_Exercise_
Everything in the records must be copied exactly, apart from the pictures.

_The input_
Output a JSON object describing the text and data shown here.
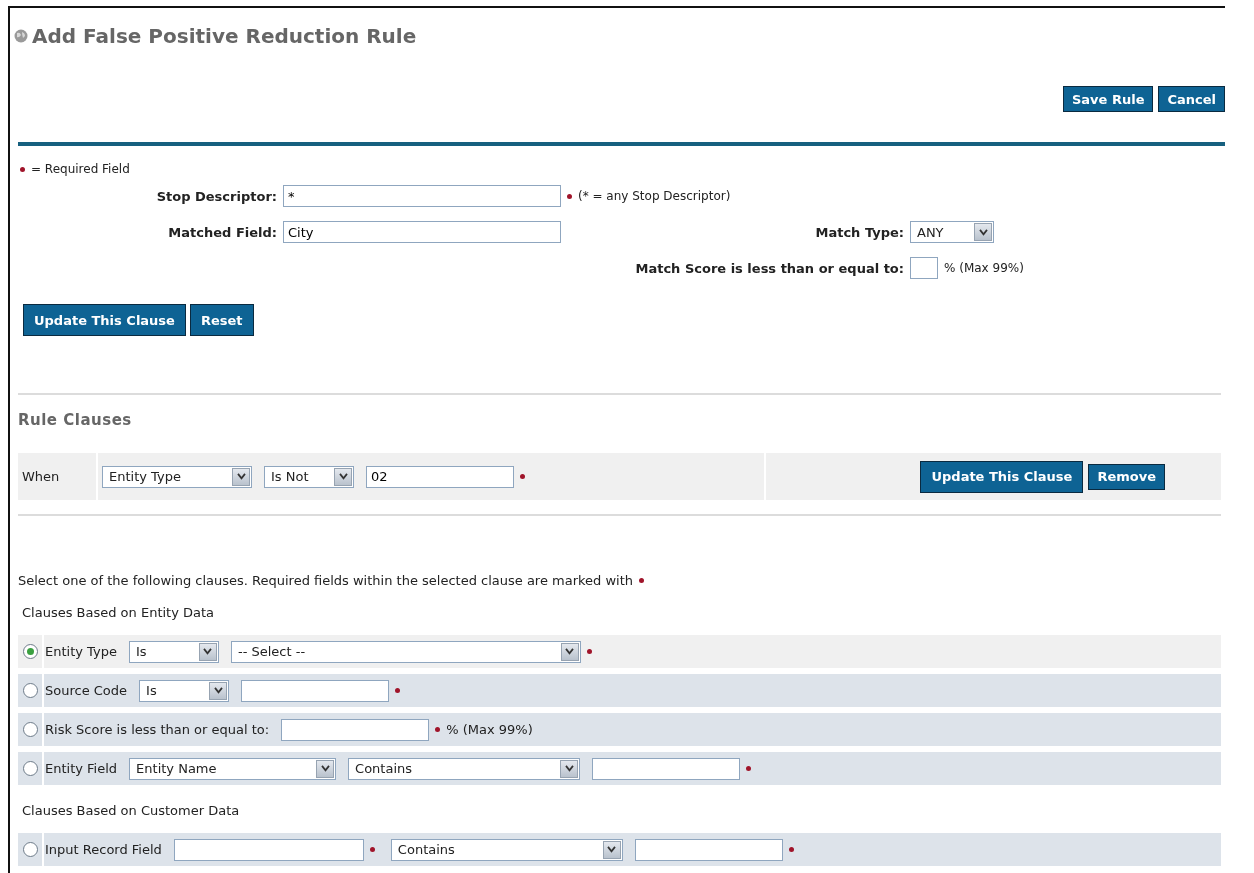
{
  "page": {
    "title": "Add False Positive Reduction Rule"
  },
  "actions": [
    "Save Rule",
    "Cancel"
  ],
  "required_note": "= Required Field",
  "form": {
    "stop_descriptor": {
      "label": "Stop Descriptor:",
      "value": "*",
      "required": true,
      "hint": "(* = any Stop Descriptor)"
    },
    "matched_field": {
      "label": "Matched Field:",
      "value": "City"
    },
    "match_type": {
      "label": "Match Type:",
      "value": "ANY"
    },
    "match_score": {
      "label": "Match Score is less than or equal to:",
      "suffix": "% (Max 99%)"
    }
  },
  "form_buttons": [
    "Update This Clause",
    "Reset"
  ],
  "rule_clauses": {
    "title": "Rule Clauses",
    "rows": [
      {
        "when": "When",
        "field": "Entity Type",
        "operator": "Is Not",
        "value": "02",
        "required": true,
        "buttons": [
          "Update This Clause",
          "Remove"
        ]
      }
    ]
  },
  "instructions": "Select one of the following clauses. Required fields within the selected clause are marked with",
  "groups": [
    {
      "title": "Clauses Based on Entity Data",
      "clauses": [
        {
          "kind": "select-select",
          "selected": true,
          "label": "Entity Type",
          "operator": "Is",
          "value": "-- Select --",
          "required": true
        },
        {
          "kind": "select-input",
          "selected": false,
          "label": "Source Code",
          "operator": "Is",
          "required": true
        },
        {
          "kind": "input-suffix",
          "selected": false,
          "label": "Risk Score is less than or equal to:",
          "required": true,
          "suffix": "% (Max 99%)"
        },
        {
          "kind": "select-select-input",
          "selected": false,
          "label": "Entity Field",
          "field": "Entity Name",
          "operator": "Contains",
          "required": true
        }
      ]
    },
    {
      "title": "Clauses Based on Customer Data",
      "clauses": [
        {
          "kind": "input-select-input",
          "selected": false,
          "label": "Input Record Field",
          "operator": "Contains",
          "required": true
        }
      ]
    }
  ]
}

_Response_
Output a JSON object describing the text and data shown here.
{
  "page": {
    "title": "Add False Positive Reduction Rule"
  },
  "actions": [
    "Save Rule",
    "Cancel"
  ],
  "required_note": "= Required Field",
  "form": {
    "stop_descriptor": {
      "label": "Stop Descriptor:",
      "value": "*",
      "required": true,
      "hint": "(* = any Stop Descriptor)"
    },
    "matched_field": {
      "label": "Matched Field:",
      "value": "City"
    },
    "match_type": {
      "label": "Match Type:",
      "value": "ANY"
    },
    "match_score": {
      "label": "Match Score is less than or equal to:",
      "suffix": "% (Max 99%)"
    }
  },
  "form_buttons": [
    "Update This Clause",
    "Reset"
  ],
  "rule_clauses": {
    "title": "Rule Clauses",
    "rows": [
      {
        "when": "When",
        "field": "Entity Type",
        "operator": "Is Not",
        "value": "02",
        "required": true,
        "buttons": [
          "Update This Clause",
          "Remove"
        ]
      }
    ]
  },
  "instructions": "Select one of the following clauses. Required fields within the selected clause are marked with",
  "groups": [
    {
      "title": "Clauses Based on Entity Data",
      "clauses": [
        {
          "kind": "select-select",
          "selected": true,
          "label": "Entity Type",
          "operator": "Is",
          "value": "-- Select --",
          "required": true
        },
        {
          "kind": "select-input",
          "selected": false,
          "label": "Source Code",
          "operator": "Is",
          "required": true
        },
        {
          "kind": "input-suffix",
          "selected": false,
          "label": "Risk Score is less than or equal to:",
          "required": true,
          "suffix": "% (Max 99%)"
        },
        {
          "kind": "select-select-input",
          "selected": false,
          "label": "Entity Field",
          "field": "Entity Name",
          "operator": "Contains",
          "required": true
        }
      ]
    },
    {
      "title": "Clauses Based on Customer Data",
      "clauses": [
        {
          "kind": "input-select-input",
          "selected": false,
          "label": "Input Record Field",
          "operator": "Contains",
          "required": true
        }
      ]
    }
  ]
}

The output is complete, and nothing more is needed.